New Standards Of Justice: Uncovering Motivations For Mexico’S Recent Judicial Reforms Amid A Security Crisis, Kindra Mohr Oct 2009

New Standards Of Justice: Uncovering Motivations For Mexico’S Recent Judicial Reforms Amid A Security Crisis, Kindra Mohr

Law and Justice in the Americas Working Paper Series

From the introduction:

Mexico is in a state of siege. In recent years, organized crime and drug-related violence have escalated dramatically, taking innocent lives and leaving the country mired in bloodshed. The Mexican government, under the leadership of President Felipe Calderón, has responded in part by significantly extending the reach of its security operations, deploying thousands of federal police officers and military troops to combat the activities of drug cartels, and collaborating with the United States on an extensive regional security plan known as the Mérida Initiative. In the midst of the security crisis, however, the government has somewhat paradoxically ...

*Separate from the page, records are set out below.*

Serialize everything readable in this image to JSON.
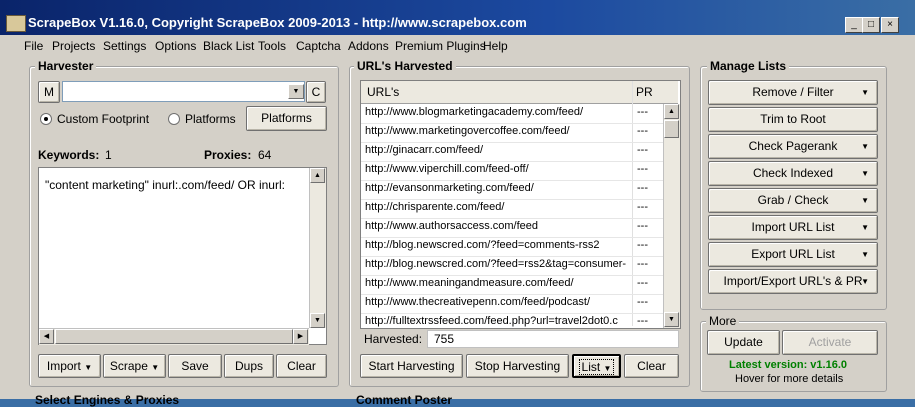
{
  "window": {
    "title": "ScrapeBox V1.16.0, Copyright ScrapeBox 2009-2013 - http://www.scrapebox.com",
    "min": "_",
    "max": "□",
    "close": "×"
  },
  "menu": [
    "File",
    "Projects",
    "Settings",
    "Options",
    "Black List",
    "Tools",
    "Captcha",
    "Addons",
    "Premium Plugins",
    "Help"
  ],
  "harvester": {
    "title": "Harvester",
    "m_label": "M",
    "c_label": "C",
    "footprint_value": "",
    "radio_custom": "Custom Footprint",
    "radio_platforms": "Platforms",
    "platforms_button": "Platforms",
    "keywords_label": "Keywords:",
    "keywords_count": "1",
    "proxies_label": "Proxies:",
    "proxies_count": "64",
    "keywords_text": "\"content marketing\" inurl:.com/feed/ OR inurl:",
    "buttons": {
      "import": "Import",
      "scrape": "Scrape",
      "save": "Save",
      "dups": "Dups",
      "clear": "Clear"
    }
  },
  "urls": {
    "title": "URL's Harvested",
    "col_url": "URL's",
    "col_pr": "PR",
    "rows": [
      {
        "url": "http://www.blogmarketingacademy.com/feed/",
        "pr": "---"
      },
      {
        "url": "http://www.marketingovercoffee.com/feed/",
        "pr": "---"
      },
      {
        "url": "http://ginacarr.com/feed/",
        "pr": "---"
      },
      {
        "url": "http://www.viperchill.com/feed-off/",
        "pr": "---"
      },
      {
        "url": "http://evansonmarketing.com/feed/",
        "pr": "---"
      },
      {
        "url": "http://chrisparente.com/feed/",
        "pr": "---"
      },
      {
        "url": "http://www.authorsaccess.com/feed",
        "pr": "---"
      },
      {
        "url": "http://blog.newscred.com/?feed=comments-rss2",
        "pr": "---"
      },
      {
        "url": "http://blog.newscred.com/?feed=rss2&tag=consumer-",
        "pr": "---"
      },
      {
        "url": "http://www.meaningandmeasure.com/feed/",
        "pr": "---"
      },
      {
        "url": "http://www.thecreativepenn.com/feed/podcast/",
        "pr": "---"
      },
      {
        "url": "http://fulltextrssfeed.com/feed.php?url=travel2dot0.c",
        "pr": "---"
      }
    ],
    "harvested_label": "Harvested:",
    "harvested_count": "755",
    "buttons": {
      "start": "Start Harvesting",
      "stop": "Stop Harvesting",
      "list": "List",
      "clear": "Clear"
    }
  },
  "manage": {
    "title": "Manage Lists",
    "buttons": [
      {
        "label": "Remove / Filter",
        "dropdown": true
      },
      {
        "label": "Trim to Root",
        "dropdown": false
      },
      {
        "label": "Check Pagerank",
        "dropdown": true
      },
      {
        "label": "Check Indexed",
        "dropdown": true
      },
      {
        "label": "Grab / Check",
        "dropdown": true
      },
      {
        "label": "Import URL List",
        "dropdown": true
      },
      {
        "label": "Export URL List",
        "dropdown": true
      },
      {
        "label": "Import/Export URL's & PR",
        "dropdown": true
      }
    ]
  },
  "more": {
    "title": "More",
    "update": "Update",
    "activate": "Activate",
    "latest": "Latest version: v1.16.0",
    "hover": "Hover for more details",
    "latest_color": "#008000"
  },
  "bottom_cutoff": {
    "left": "Select Engines & Proxies",
    "mid": "Comment Poster"
  }
}
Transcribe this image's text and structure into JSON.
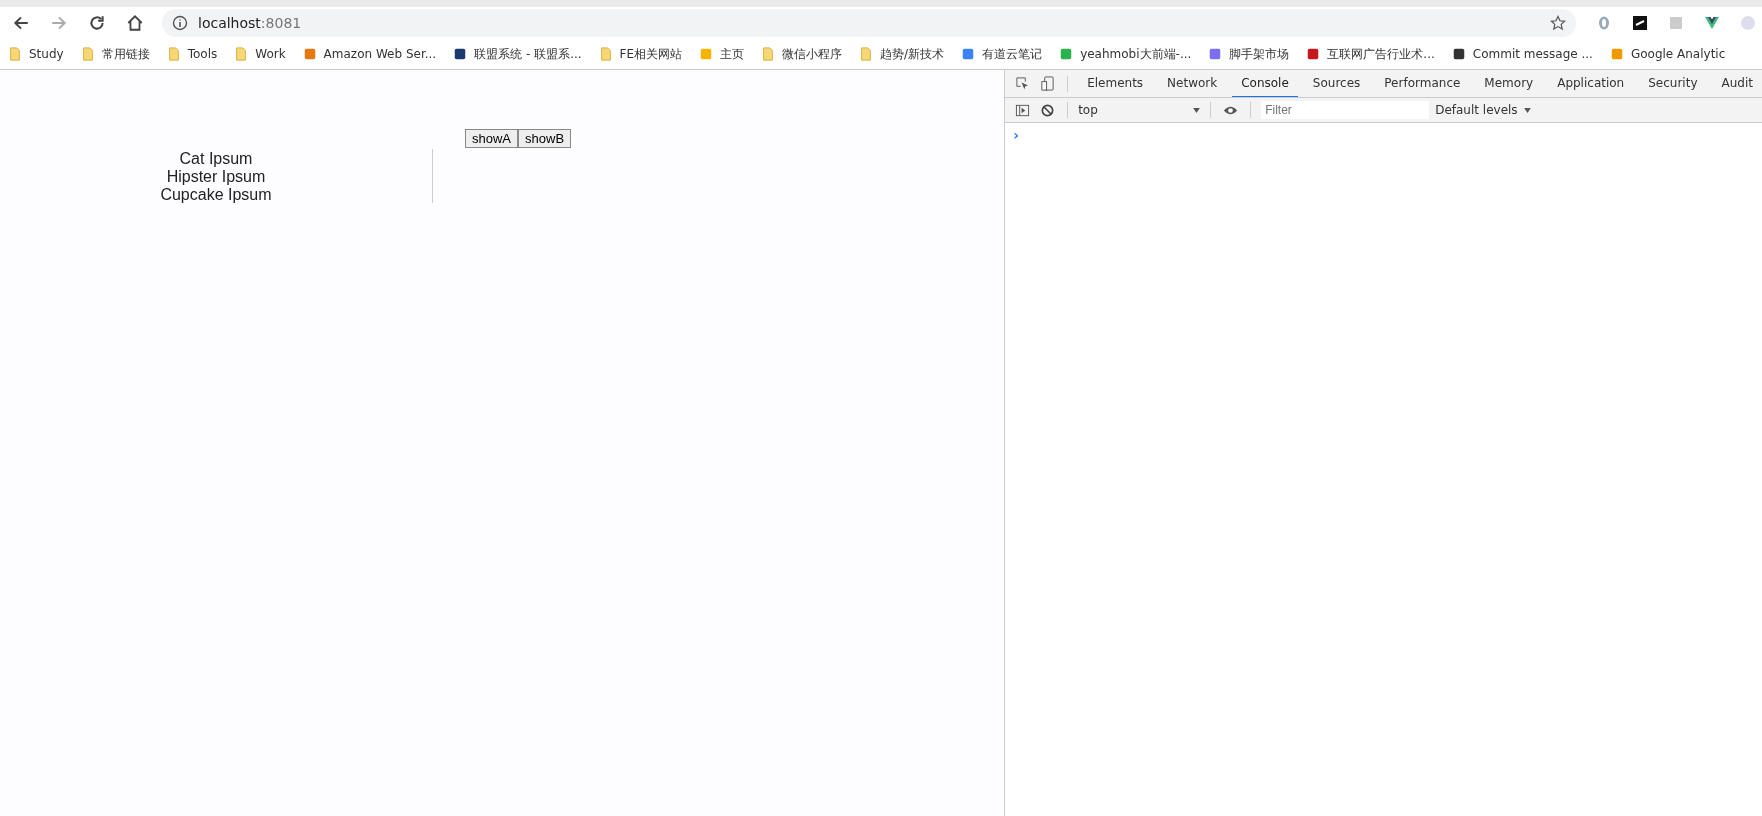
{
  "browser": {
    "address": {
      "host": "localhost",
      "port": ":8081"
    }
  },
  "bookmarks": [
    {
      "label": "Study",
      "kind": "folder"
    },
    {
      "label": "常用链接",
      "kind": "folder"
    },
    {
      "label": "Tools",
      "kind": "folder"
    },
    {
      "label": "Work",
      "kind": "folder"
    },
    {
      "label": "Amazon Web Ser...",
      "kind": "cube"
    },
    {
      "label": "联盟系统 - 联盟系...",
      "kind": "cross"
    },
    {
      "label": "FE相关网站",
      "kind": "folder"
    },
    {
      "label": "主页",
      "kind": "fork"
    },
    {
      "label": "微信小程序",
      "kind": "folder"
    },
    {
      "label": "趋势/新技术",
      "kind": "folder"
    },
    {
      "label": "有道云笔记",
      "kind": "note"
    },
    {
      "label": "yeahmobi大前端-...",
      "kind": "grid"
    },
    {
      "label": "脚手架市场",
      "kind": "hash"
    },
    {
      "label": "互联网广告行业术...",
      "kind": "letter"
    },
    {
      "label": "Commit message ...",
      "kind": "brush"
    },
    {
      "label": "Google Analytic",
      "kind": "bars"
    }
  ],
  "page": {
    "list": [
      "Cat Ipsum",
      "Hipster Ipsum",
      "Cupcake Ipsum"
    ],
    "buttons": [
      "showA",
      "showB"
    ]
  },
  "devtools": {
    "tabs": [
      {
        "label": "Elements",
        "selected": false
      },
      {
        "label": "Network",
        "selected": false
      },
      {
        "label": "Console",
        "selected": true
      },
      {
        "label": "Sources",
        "selected": false
      },
      {
        "label": "Performance",
        "selected": false
      },
      {
        "label": "Memory",
        "selected": false
      },
      {
        "label": "Application",
        "selected": false
      },
      {
        "label": "Security",
        "selected": false
      },
      {
        "label": "Audit",
        "selected": false
      }
    ],
    "context": "top",
    "filter": {
      "placeholder": "Filter"
    },
    "levels": "Default levels",
    "prompt": "›"
  }
}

Specific Intent And The Purposeful Narrowing Of Victim Protection Under The Convention Against Torture, Mary Holper Jan 2009

Specific Intent And The Purposeful Narrowing Of Victim Protection Under The Convention Against Torture, Mary Holper

Boston College Law School Faculty Papers

Article 3 of the United Nations Convention Against Torture and Other Cruel, Inhuman or Degrading Treatment of Punishment (“CAT”) prevents removal of a person to a country where there is a substantial likelihood of torture. The U.S. ratified the CAT in 1994, yet modified the treaty’s definition of “torture” by inserting an understanding that “torture” includes only pain or suffering that is “specifically intended.” Specific intent, an antiquated criminal law term, has several different meanings in criminal law jurisprudence. In Matter of J-E-, the Board of Immigration Appeals in 2002 chose the most narrow definition of specific intent ...


The Establishment Of A Rule Against Hearsay In Romano-Canonical Procedure, Frank R. Herrmann Jan 1995

The Establishment Of A Rule Against Hearsay In Romano-Canonical Procedure, Frank R. Herrmann

Boston College Law School Faculty Papers

No abstract provided.


Facing The Accuser: Ancient And Medieval Precursors Of The Confrontation Clause, Frank R. Herrmann, Brownlow M. Speer Apr 1994

Facing The Accuser: Ancient And Medieval Precursors Of The Confrontation Clause, Frank R. Herrmann, Brownlow M. Speer

Boston College Law School Faculty Papers

No abstract provided.